This handsome volume, which is translated from the Italian and has some of the qualities of an old-fashioned coffee table book, covers more than 5,000 years of Mesopotamian art from pre-history to medieval Islam. Sectional essays, written by distinguished area specialists, are intended for a general audience, further indicated by the absence of most measurements, by the cursory notes, and by the bibliography. The special archaeological interests of the individual authors are evident, in particular the attention given to the Italian site of Hatra, long excavated by Italian archaeologists and well worth a visit. However, the great value of the book is to be found in the 190 superb color illustrations, followed by 63 pages of black-and-white photographs of key archaeological sites, including plans, aerial views, and reconstruction drawings. Curatola (archaeology, Muslim art, Univ. of Udine) and colleagues have succeeded in presenting many unfamiliar works of art and architecture that will make the attention of readers more than worthwhile. Summing Up: Recommended. General readers; lower-division undergraduates. R. Brilliant emeritus, Columbia University

Copyright American Library Association, used with permission.
Review by Library Journal Review

Though they stand on their own, these books are complementary in the historical connections and geographical proximity of the countries they cover-Iraq (Mesopotamia) and Iran (Persia)-and in their focus on post-17th century Islamic contributions, covering Mesopotamia through the 14th century and Persia through the 19th century.

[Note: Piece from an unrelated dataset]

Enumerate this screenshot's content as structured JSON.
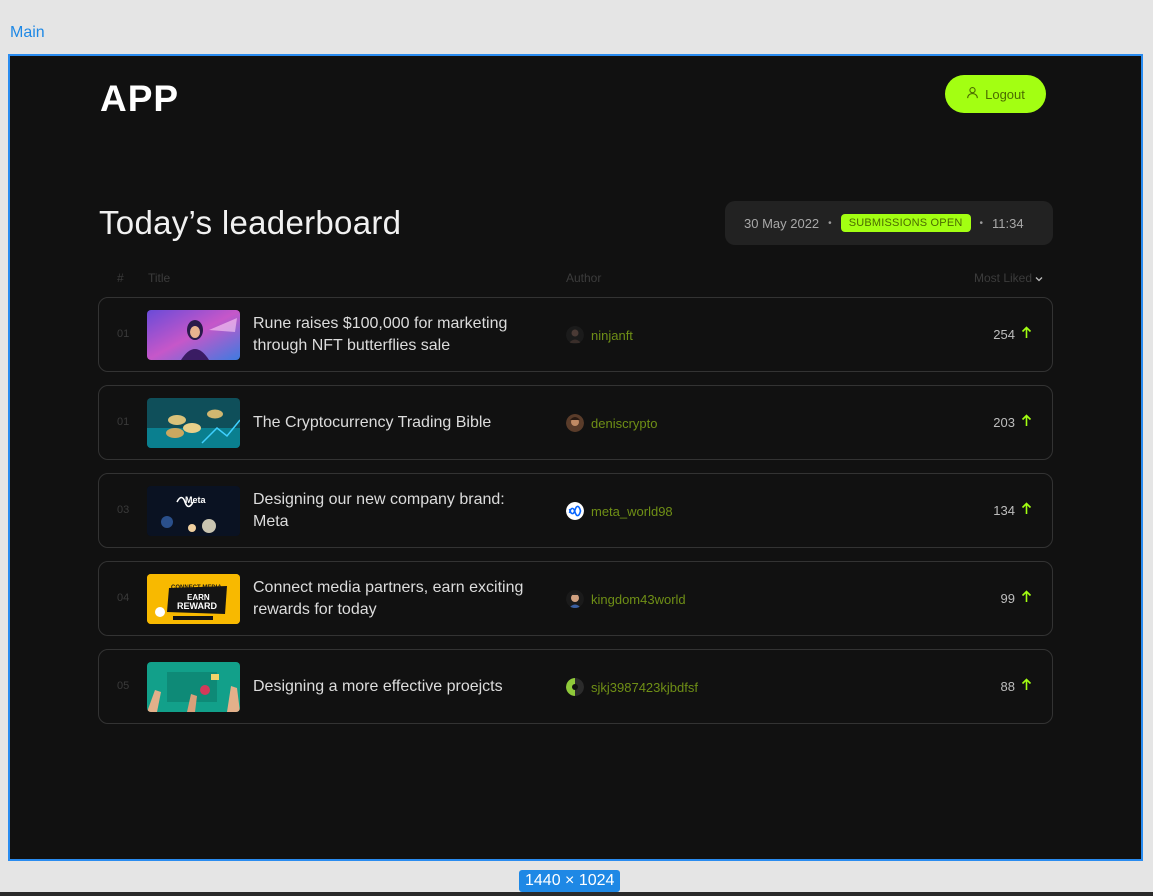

Another link they share is authorship by Curatola (Islamic archaeology & art history, Univ. of Udine, Italy) and Scarcia (Arab-Islamic cultural history, Univ. of Venice; Scirin: Queen of the Magi). Mesopotamia is concerned mostly with architecture, just briefly mentioning ceramics and manuscripts. In Persia, the coverage of architecture is still strong, but the authors devote one whole chapter to manuscripts and the miniature paintings featured in them and another to the extraordinary art of Persian carpets. Mesopotamia has a longer chronology and a greater number of contributors. One of those contributors, Roberta Venco Ricciardi, is director of the University of Turin's excavations in Hatra, and her coverage of those ancient ruins is particularly interesting (there is a slight overlap here with Persia, as Scarcia also discusses Hatra in his chapter on the Achaemenids, the Parthians, and the Sasanians). Both books contain maps and hundreds of glorious color photographs; Mesopotamia's handy chronological chart and substantial end section of black-and-white photographs and drawings of key archaeological sites nicely supplement its main text. Donny George, former director general of Bagdad's National Museum of Iraq, wrote Mesopotamia's introduction-it doesn't get more firsthand and relevant than that. While both books are recommended for all libraries, Mesopotamia is perhaps the stronger of the two because of immediate concerns about the irreplaceable wealth of Iraq's antiquities.-Anne Marie Lane, American Heritage Ctr. Lib., Univ. of Wyoming, Laramie (c) Copyright 2010. Library Journals LLC, a wholly owned subsidiary of Media Source, Inc. No redistribution permitted.

(c) Copyright Library Journals LLC, a wholly owned subsidiary of Media Source, Inc. No redistribution permitted.